**What the task asks**
Search the records for "true" and copy each line that holds it.

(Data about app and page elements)
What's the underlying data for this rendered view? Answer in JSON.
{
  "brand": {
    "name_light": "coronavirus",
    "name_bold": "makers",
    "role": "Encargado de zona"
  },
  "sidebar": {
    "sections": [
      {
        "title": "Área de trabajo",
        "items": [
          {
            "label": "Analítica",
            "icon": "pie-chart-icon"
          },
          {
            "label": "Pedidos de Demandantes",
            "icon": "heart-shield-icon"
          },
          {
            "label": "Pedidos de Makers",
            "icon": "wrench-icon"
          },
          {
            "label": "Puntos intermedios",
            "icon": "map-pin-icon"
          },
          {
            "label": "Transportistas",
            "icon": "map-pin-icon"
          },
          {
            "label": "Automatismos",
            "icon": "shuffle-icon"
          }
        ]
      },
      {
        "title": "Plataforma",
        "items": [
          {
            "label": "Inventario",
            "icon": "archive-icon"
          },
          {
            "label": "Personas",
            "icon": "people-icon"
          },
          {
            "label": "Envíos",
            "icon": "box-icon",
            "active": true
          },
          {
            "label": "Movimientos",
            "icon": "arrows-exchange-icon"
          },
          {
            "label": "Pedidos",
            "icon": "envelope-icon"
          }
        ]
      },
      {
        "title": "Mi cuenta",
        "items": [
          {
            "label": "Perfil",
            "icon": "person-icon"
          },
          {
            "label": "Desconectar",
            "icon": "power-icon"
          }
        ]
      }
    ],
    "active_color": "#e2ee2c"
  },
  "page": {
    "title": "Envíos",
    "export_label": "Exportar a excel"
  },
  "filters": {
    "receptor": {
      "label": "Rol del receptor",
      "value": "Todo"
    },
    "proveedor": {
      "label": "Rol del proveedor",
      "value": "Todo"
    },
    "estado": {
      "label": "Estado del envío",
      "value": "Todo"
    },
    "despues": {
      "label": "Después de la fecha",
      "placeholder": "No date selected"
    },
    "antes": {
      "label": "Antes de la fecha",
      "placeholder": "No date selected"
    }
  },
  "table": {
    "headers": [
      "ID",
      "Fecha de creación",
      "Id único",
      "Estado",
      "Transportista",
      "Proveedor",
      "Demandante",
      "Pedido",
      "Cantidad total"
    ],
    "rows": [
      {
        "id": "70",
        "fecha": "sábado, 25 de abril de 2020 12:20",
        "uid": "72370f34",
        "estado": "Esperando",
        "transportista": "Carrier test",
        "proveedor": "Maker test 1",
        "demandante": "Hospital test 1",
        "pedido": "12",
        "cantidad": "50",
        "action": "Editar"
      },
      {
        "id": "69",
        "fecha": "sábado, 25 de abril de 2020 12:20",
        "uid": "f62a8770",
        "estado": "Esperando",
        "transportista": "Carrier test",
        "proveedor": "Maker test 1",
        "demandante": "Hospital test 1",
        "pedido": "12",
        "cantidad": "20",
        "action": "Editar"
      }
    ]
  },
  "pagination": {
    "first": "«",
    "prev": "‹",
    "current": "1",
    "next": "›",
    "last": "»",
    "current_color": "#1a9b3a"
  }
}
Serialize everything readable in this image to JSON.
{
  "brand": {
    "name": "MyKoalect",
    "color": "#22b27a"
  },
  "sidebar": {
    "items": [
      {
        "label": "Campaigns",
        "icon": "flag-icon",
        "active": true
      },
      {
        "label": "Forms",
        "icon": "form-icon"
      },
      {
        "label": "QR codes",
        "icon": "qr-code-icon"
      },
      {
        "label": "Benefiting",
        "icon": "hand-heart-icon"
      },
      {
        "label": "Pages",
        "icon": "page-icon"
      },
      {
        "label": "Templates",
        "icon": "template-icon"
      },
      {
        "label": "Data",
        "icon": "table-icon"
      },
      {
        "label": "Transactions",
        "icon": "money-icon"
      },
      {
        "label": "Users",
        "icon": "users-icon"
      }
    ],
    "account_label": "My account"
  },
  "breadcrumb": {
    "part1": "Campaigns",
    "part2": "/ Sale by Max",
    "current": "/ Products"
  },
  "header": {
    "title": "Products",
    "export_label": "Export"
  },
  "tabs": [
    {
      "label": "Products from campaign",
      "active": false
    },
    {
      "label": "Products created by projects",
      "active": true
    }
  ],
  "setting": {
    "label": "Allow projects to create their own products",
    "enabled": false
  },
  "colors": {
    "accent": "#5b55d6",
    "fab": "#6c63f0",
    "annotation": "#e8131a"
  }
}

**Task solution**
            "active": true
        "active": true
      "active": true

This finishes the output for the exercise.